## WHAT YOU HAVE TO DO
Where the records hold the string "value", show the whole line it sits on.

** Opening EXTRACTED ENTRIES block **

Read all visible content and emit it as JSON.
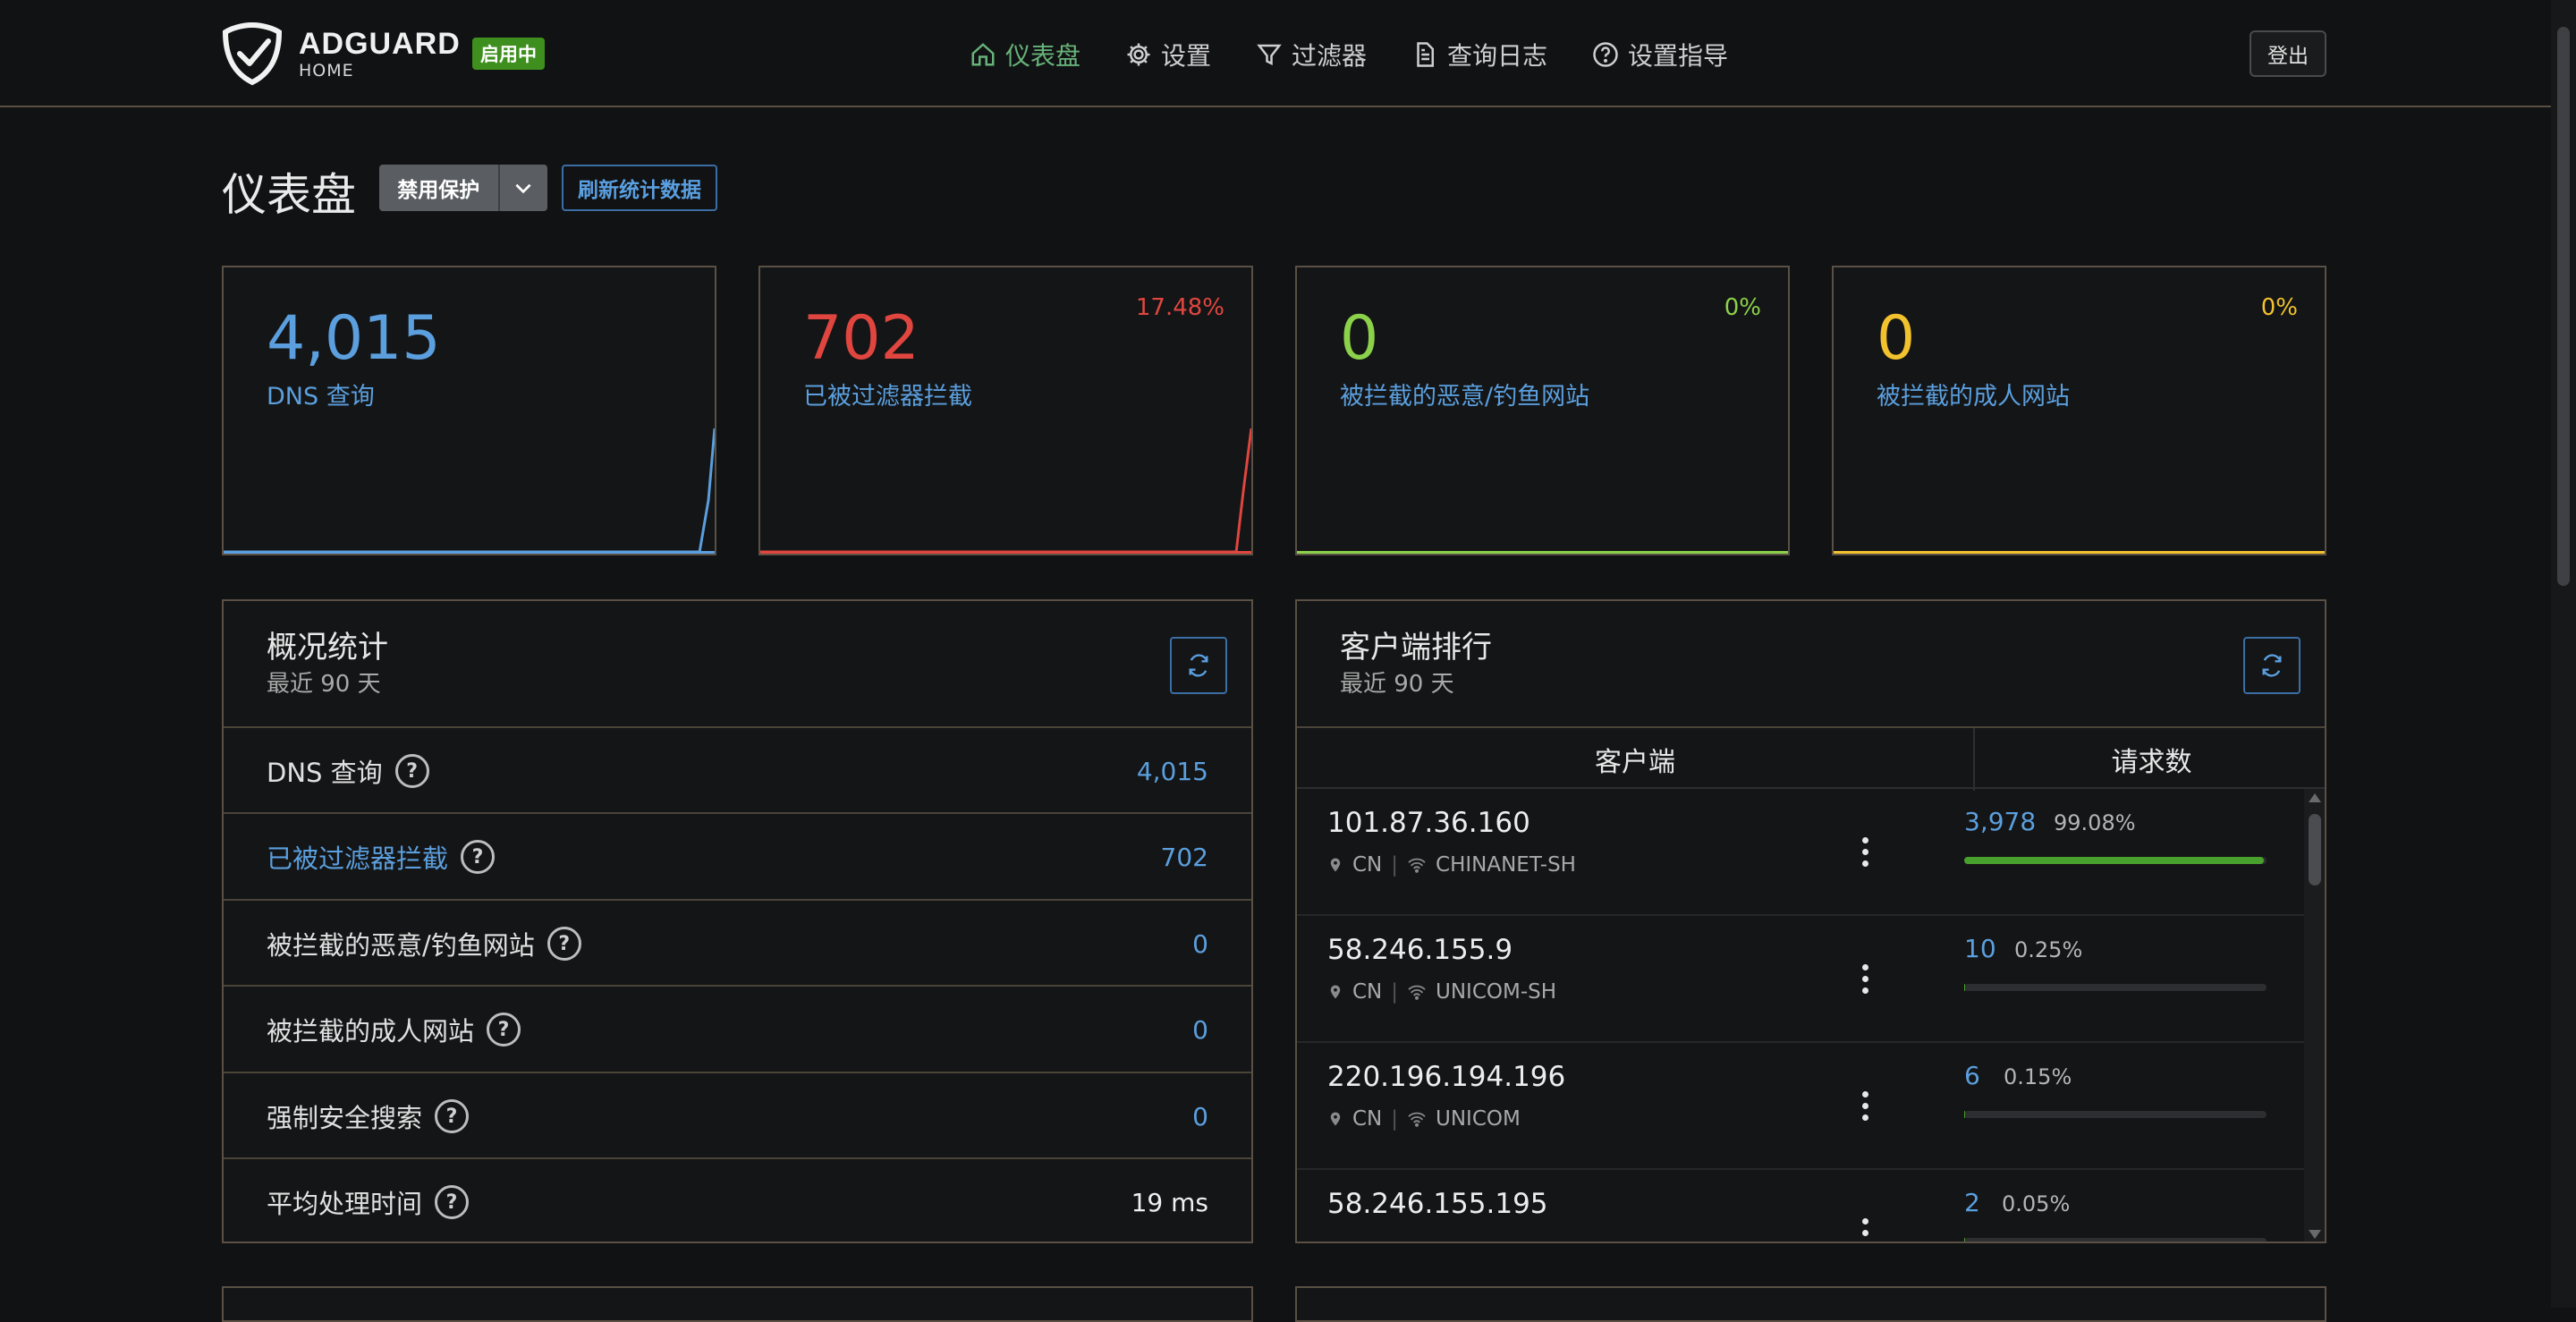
{
  "header": {
    "brand": "ADGUARD",
    "brand_sub": "HOME",
    "status_badge": "启用中",
    "nav": [
      {
        "label": "仪表盘",
        "icon": "home-icon",
        "active": true
      },
      {
        "label": "设置",
        "icon": "gear-icon"
      },
      {
        "label": "过滤器",
        "icon": "filter-icon"
      },
      {
        "label": "查询日志",
        "icon": "document-icon"
      },
      {
        "label": "设置指导",
        "icon": "help-circle-icon"
      }
    ],
    "logout": "登出"
  },
  "title_row": {
    "title": "仪表盘",
    "disable_protection": "禁用保护",
    "refresh_stats": "刷新统计数据"
  },
  "cards": [
    {
      "value": "4,015",
      "label": "DNS 查询",
      "percent": "",
      "color": "#5b9fde"
    },
    {
      "value": "702",
      "label": "已被过滤器拦截",
      "percent": "17.48%",
      "color": "#e0463f"
    },
    {
      "value": "0",
      "label": "被拦截的恶意/钓鱼网站",
      "percent": "0%",
      "color": "#8bd14a"
    },
    {
      "value": "0",
      "label": "被拦截的成人网站",
      "percent": "0%",
      "color": "#f2c12e"
    }
  ],
  "overview": {
    "title": "概况统计",
    "subtitle": "最近 90 天",
    "rows": [
      {
        "label": "DNS 查询",
        "value": "4,015"
      },
      {
        "label": "已被过滤器拦截",
        "value": "702"
      },
      {
        "label": "被拦截的恶意/钓鱼网站",
        "value": "0"
      },
      {
        "label": "被拦截的成人网站",
        "value": "0"
      },
      {
        "label": "强制安全搜索",
        "value": "0"
      },
      {
        "label": "平均处理时间",
        "value": "19 ms"
      }
    ]
  },
  "clients": {
    "title": "客户端排行",
    "subtitle": "最近 90 天",
    "col_client": "客户端",
    "col_requests": "请求数",
    "rows": [
      {
        "ip": "101.87.36.160",
        "country": "CN",
        "network": "CHINANET-SH",
        "count": "3,978",
        "percent": "99.08%",
        "fraction": 0.9908
      },
      {
        "ip": "58.246.155.9",
        "country": "CN",
        "network": "UNICOM-SH",
        "count": "10",
        "percent": "0.25%",
        "fraction": 0.0025
      },
      {
        "ip": "220.196.194.196",
        "country": "CN",
        "network": "UNICOM",
        "count": "6",
        "percent": "0.15%",
        "fraction": 0.0015
      },
      {
        "ip": "58.246.155.195",
        "country": "",
        "network": "",
        "count": "2",
        "percent": "0.05%",
        "fraction": 0.0005
      }
    ]
  }
}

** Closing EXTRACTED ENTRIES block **

## EXERCISE OUTPUT
      "value": "4,015",
      "value": "702",
      "value": "0",
      "value": "0",
        "value": "4,015"
        "value": "702"
        "value": "0"
        "value": "0"
        "value": "0"
        "value": "19 ms"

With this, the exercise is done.